Suddenly, (hashtag)Imstaying appeared from South Africans on Twitter, a reference to renewed positivity in a country that has seen many leave for Britain, Australia, New Zealand, Canada, or anywhere that offers something better.
South Africans were undoubtedly united for a day while watching the Springboks, the crowds diverse in the black township of Soweto but also in the formerly white sports clubs of suburban Johannesburg. They waved the country's multicolored flag. They sang and danced and drank beer in the summer sunshine. Strangers hugged and kissed spontaneously.
Yet only the most eternal of optimists will believe a rugby game can solve South Africa's significant social problems. On Twitter there was also (hashtag)UntilMonday from some. As in, come Monday the same old problems will still be there.
After all, even the magic of Mandela and '95 wore off in some ways. Nearly a quarter of a century after Mandela wore a Springboks jersey to that World Cup final in Johannesburg, and South Africa won in fairytale fashion, his country still battles many of the same issues.
If its rugby team is a microcosm of South Africa, then South Africans should take heart because the Springboks have solved their problems.
The team Mandela cheered on in the '95 final was all white save for one player. And in the early part of that tournament it was completely white.
Under apartheid, it was white by force. No blacks were allowed. And for years after Mandela and '95, rugby in South Africa remained a white-dominated sport and the Springboks a white-dominated team.

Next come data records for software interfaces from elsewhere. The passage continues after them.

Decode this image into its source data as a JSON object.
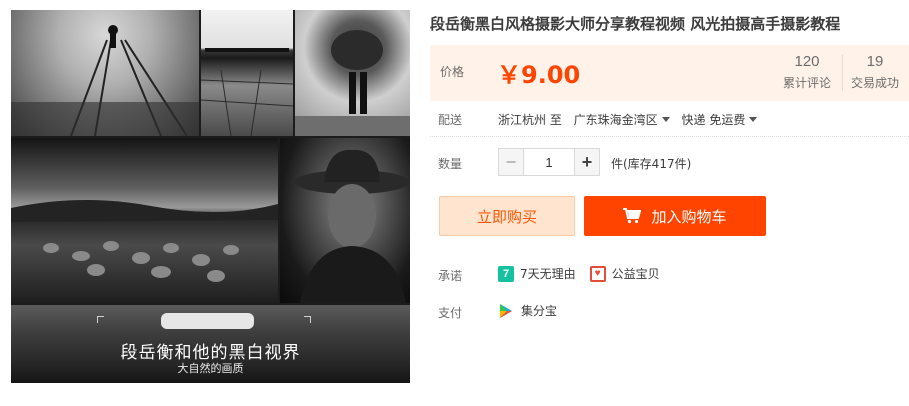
{
  "product": {
    "title": "段岳衡黑白风格摄影大师分享教程视频 风光拍摄高手摄影教程"
  },
  "gallery": {
    "caption_title": "段岳衡和他的黑白视界",
    "caption_sub": "大自然的画质"
  },
  "price": {
    "label": "价格",
    "value": "￥9.00",
    "reviews_count": "120",
    "reviews_label": "累计评论",
    "deals_count": "19",
    "deals_label": "交易成功"
  },
  "delivery": {
    "label": "配送",
    "origin": "浙江杭州 至",
    "destination": "广东珠海金湾区",
    "method": "快递 免运费"
  },
  "quantity": {
    "label": "数量",
    "value": "1",
    "minus": "−",
    "plus": "+",
    "stock_text": "件(库存417件)"
  },
  "actions": {
    "buy_now": "立即购买",
    "add_to_cart": "加入购物车"
  },
  "promise": {
    "label": "承诺",
    "items": [
      "7天无理由",
      "公益宝贝"
    ]
  },
  "payment": {
    "label": "支付",
    "method": "集分宝"
  },
  "colors": {
    "accent": "#ff4400",
    "price_bg": "#fff2e8",
    "buy_now_bg": "#ffe4d0"
  }
}
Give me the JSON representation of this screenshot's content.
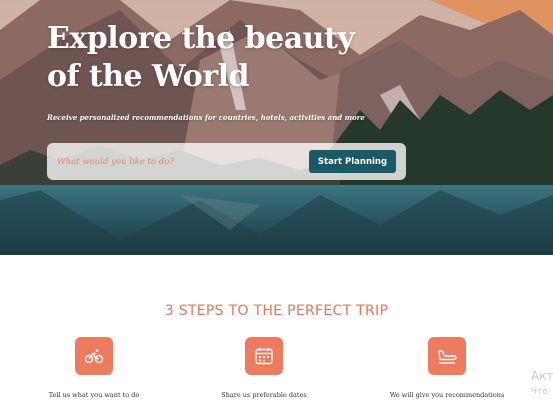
{
  "hero": {
    "title": "Explore the beauty of the World",
    "subtitle": "Receive personalized recommendations for countries, hotels, activities and more"
  },
  "search": {
    "placeholder": "What would you like to do?",
    "button_label": "Start Planning"
  },
  "steps": {
    "heading": "3 STEPS TO THE PERFECT TRIP",
    "items": [
      {
        "icon": "bicycle-icon",
        "label": "Tell us what you want to do"
      },
      {
        "icon": "calendar-icon",
        "label": "Share us preferable dates"
      },
      {
        "icon": "airplane-landing-icon",
        "label": "We will give you recommendations"
      }
    ]
  },
  "watermark": {
    "line1": "Акт",
    "line2": "Что"
  },
  "colors": {
    "accent": "#ee7b5e",
    "button": "#1c5966",
    "heading": "#e8755b"
  }
}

When he became president, Mandela was under severe pressure from his own political allies to distance himself from the Springboks, even scrap the team, which was so often used as an advert for the apartheid regime. He resisted and instead decided to completely embrace it, certain that the Springboks could become a unifying force.

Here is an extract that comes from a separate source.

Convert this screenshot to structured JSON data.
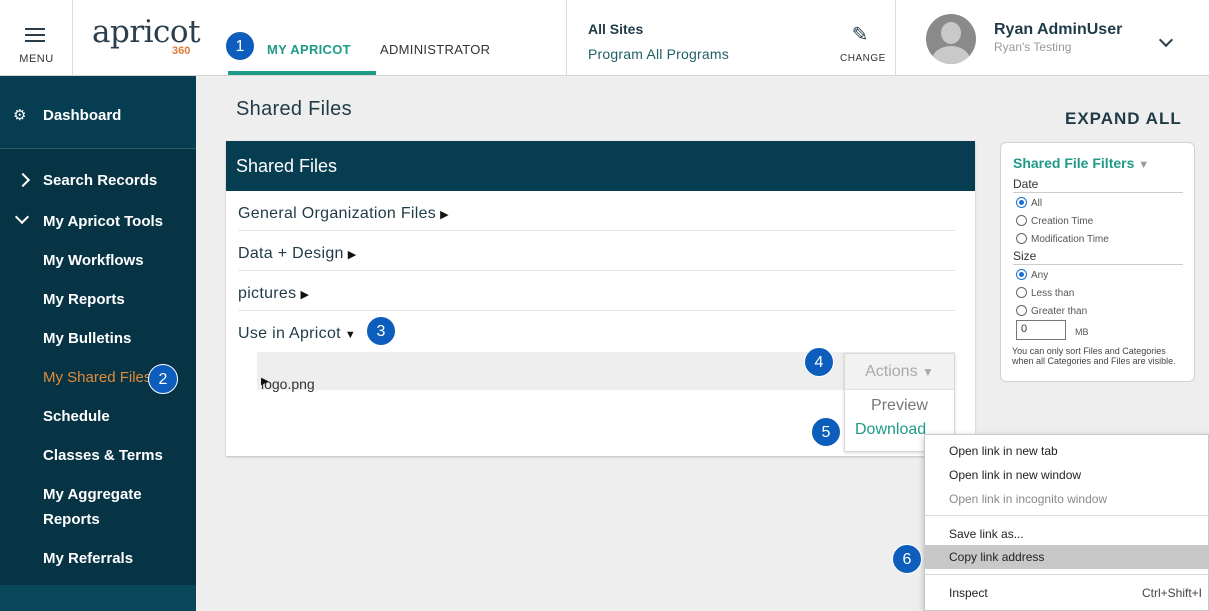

On Saturday, South Africans cheered on their Springboks because they were truly their Springboks. The team was captained by a black player at the World Cup for the first time — Kolisi, the Springboks' first black captain in their 128-year history. Two other non-white players, Makazole Mapimpi and Cheslin Kolbe, scored the Springboks' triumph-clinching tries. Tendai Mtawarira and Bongi Mbonambi were leaders of a forward pack that overpowered England, and just about every other team South Africa faced. Center Damian de Allende was one of the players of the tournament.
Under apartheid, none of them would have been allowed to play for the Springboks. And while South Africa has had black players before, the team has never been so diverse and never reveled so much in its diversity.
The moment towering white Afrikaans player Eben Etzebeth planted a huge kiss on black teammate Trevor Nyakane's head in the moments after the final whistle will be replayed for years in South Africa. A moment so commonplace for other sports teams but so symbolic for one that was once an overt symbol of racism.
After lifting the Webb Ellis Cup in Yokohama, Kolisi spoke about the team representing all of South Africa, not just white South Africa. Of it representing those in cities, in rural areas and, especially, in impoverished black townships. Words spoken also by well-meaning previous Springboks captains, but which rang true for the first time because Kolisi, himself, grew up in an impoverished black township and overcame his own adversity to hold the most important sporting job in South Africa, and lift rugby's biggest prize.
"We come from different backgrounds, different races, and we came together with one goal and we wanted to achieve it," Kolisi said. "I really hope that we've done that for South Africa."
The 88-year-old Tutu, for many the moral compass of South Africa after it lost Mandela, rarely gives public statements these days. He was moved to on Saturday.
"We are a special country, and an extraordinary people," Tutu said, and he ended his message with: "Our father, Nelson Rolihlahla Mandela, is smiling from the heavens today."
Yes, you can't escape that South Africa is still some way off what Mandela envisioned for his country.
But realize, also, that the Springboks have become exactly what he believed they could be.
Gerald Imray is on Twitter: https://twitter.com/GeraldImrayAP